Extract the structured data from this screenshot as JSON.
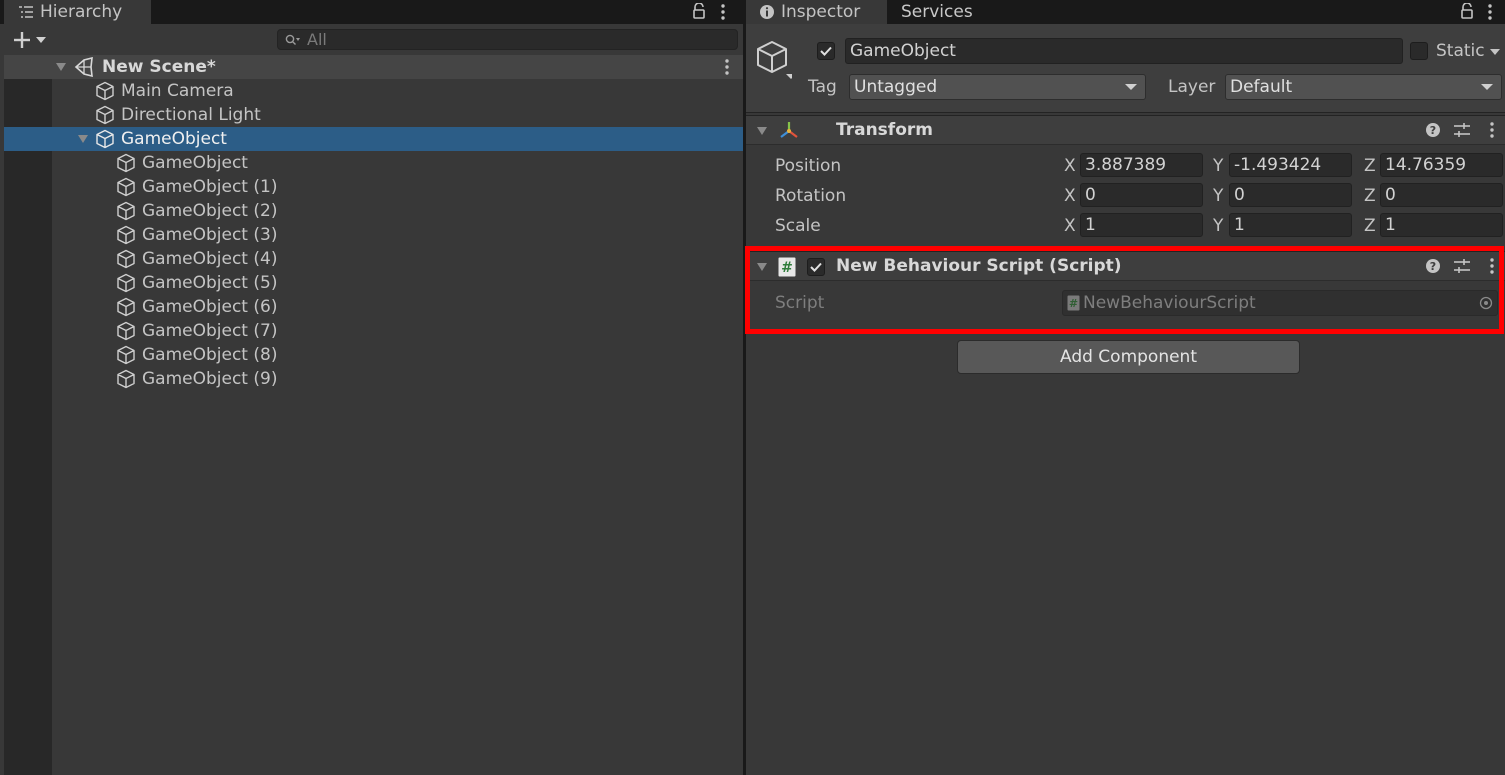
{
  "hierarchy": {
    "tab_label": "Hierarchy",
    "search_placeholder": "All",
    "scene": {
      "label": "New Scene*"
    },
    "items": [
      {
        "label": "Main Camera"
      },
      {
        "label": "Directional Light"
      },
      {
        "label": "GameObject",
        "selected": true,
        "expanded": true,
        "children": [
          {
            "label": "GameObject"
          },
          {
            "label": "GameObject (1)"
          },
          {
            "label": "GameObject (2)"
          },
          {
            "label": "GameObject (3)"
          },
          {
            "label": "GameObject (4)"
          },
          {
            "label": "GameObject (5)"
          },
          {
            "label": "GameObject (6)"
          },
          {
            "label": "GameObject (7)"
          },
          {
            "label": "GameObject (8)"
          },
          {
            "label": "GameObject (9)"
          }
        ]
      }
    ]
  },
  "inspector": {
    "tabs": [
      {
        "label": "Inspector"
      },
      {
        "label": "Services"
      }
    ],
    "object": {
      "name": "GameObject",
      "active": true,
      "static_label": "Static",
      "static_checked": false,
      "tag_label": "Tag",
      "tag_value": "Untagged",
      "layer_label": "Layer",
      "layer_value": "Default"
    },
    "transform": {
      "title": "Transform",
      "position": {
        "label": "Position",
        "x": "3.887389",
        "y": "-1.493424",
        "z": "14.76359"
      },
      "rotation": {
        "label": "Rotation",
        "x": "0",
        "y": "0",
        "z": "0"
      },
      "scale": {
        "label": "Scale",
        "x": "1",
        "y": "1",
        "z": "1"
      }
    },
    "script_component": {
      "title": "New Behaviour Script (Script)",
      "enabled": true,
      "script_label": "Script",
      "script_value": "NewBehaviourScript"
    },
    "add_component_label": "Add Component"
  },
  "axis_labels": {
    "x": "X",
    "y": "Y",
    "z": "Z"
  },
  "colors": {
    "selection": "#2c5d87",
    "highlight": "#ff0000",
    "panel_bg": "#383838"
  }
}
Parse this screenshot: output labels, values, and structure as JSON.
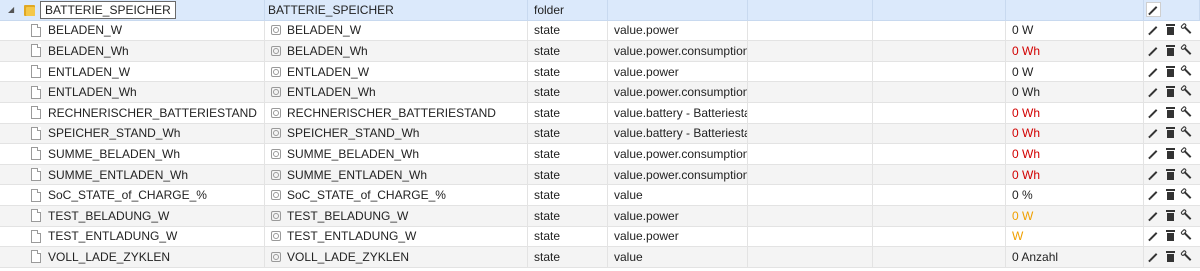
{
  "colors": {
    "selected_row": "#dbe9fb",
    "red_value": "#d20000",
    "orange_value": "#f0a000",
    "normal_value": "#222222"
  },
  "folder": {
    "id": "BATTERIE_SPEICHER",
    "name": "BATTERIE_SPEICHER",
    "type": "folder"
  },
  "rows": [
    {
      "id": "BELADEN_W",
      "name": "BELADEN_W",
      "type": "state",
      "role": "value.power",
      "value": "0 W",
      "value_color": "normal"
    },
    {
      "id": "BELADEN_Wh",
      "name": "BELADEN_Wh",
      "type": "state",
      "role": "value.power.consumption",
      "value": "0 Wh",
      "value_color": "red"
    },
    {
      "id": "ENTLADEN_W",
      "name": "ENTLADEN_W",
      "type": "state",
      "role": "value.power",
      "value": "0 W",
      "value_color": "normal"
    },
    {
      "id": "ENTLADEN_Wh",
      "name": "ENTLADEN_Wh",
      "type": "state",
      "role": "value.power.consumption",
      "value": "0 Wh",
      "value_color": "normal"
    },
    {
      "id": "RECHNERISCHER_BATTERIESTAND",
      "name": "RECHNERISCHER_BATTERIESTAND",
      "type": "state",
      "role": "value.battery - Batteriestar",
      "value": "0 Wh",
      "value_color": "red"
    },
    {
      "id": "SPEICHER_STAND_Wh",
      "name": "SPEICHER_STAND_Wh",
      "type": "state",
      "role": "value.battery - Batteriestar",
      "value": "0 Wh",
      "value_color": "red"
    },
    {
      "id": "SUMME_BELADEN_Wh",
      "name": "SUMME_BELADEN_Wh",
      "type": "state",
      "role": "value.power.consumption",
      "value": "0 Wh",
      "value_color": "red"
    },
    {
      "id": "SUMME_ENTLADEN_Wh",
      "name": "SUMME_ENTLADEN_Wh",
      "type": "state",
      "role": "value.power.consumption",
      "value": "0 Wh",
      "value_color": "red"
    },
    {
      "id": "SoC_STATE_of_CHARGE_%",
      "name": "SoC_STATE_of_CHARGE_%",
      "type": "state",
      "role": "value",
      "value": "0 %",
      "value_color": "normal"
    },
    {
      "id": "TEST_BELADUNG_W",
      "name": "TEST_BELADUNG_W",
      "type": "state",
      "role": "value.power",
      "value": "0 W",
      "value_color": "orange"
    },
    {
      "id": "TEST_ENTLADUNG_W",
      "name": "TEST_ENTLADUNG_W",
      "type": "state",
      "role": "value.power",
      "value": "W",
      "value_color": "orange"
    },
    {
      "id": "VOLL_LADE_ZYKLEN",
      "name": "VOLL_LADE_ZYKLEN",
      "type": "state",
      "role": "value",
      "value": "0 Anzahl",
      "value_color": "normal"
    }
  ],
  "icons": {
    "expander": "expand-triangle-icon",
    "folder": "folder-icon",
    "state": "file-icon",
    "name_marker": "object-icon",
    "edit": "pencil-icon",
    "delete": "trash-icon",
    "settings": "wrench-icon"
  }
}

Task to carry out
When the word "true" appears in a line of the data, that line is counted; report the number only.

Result of this exercise
4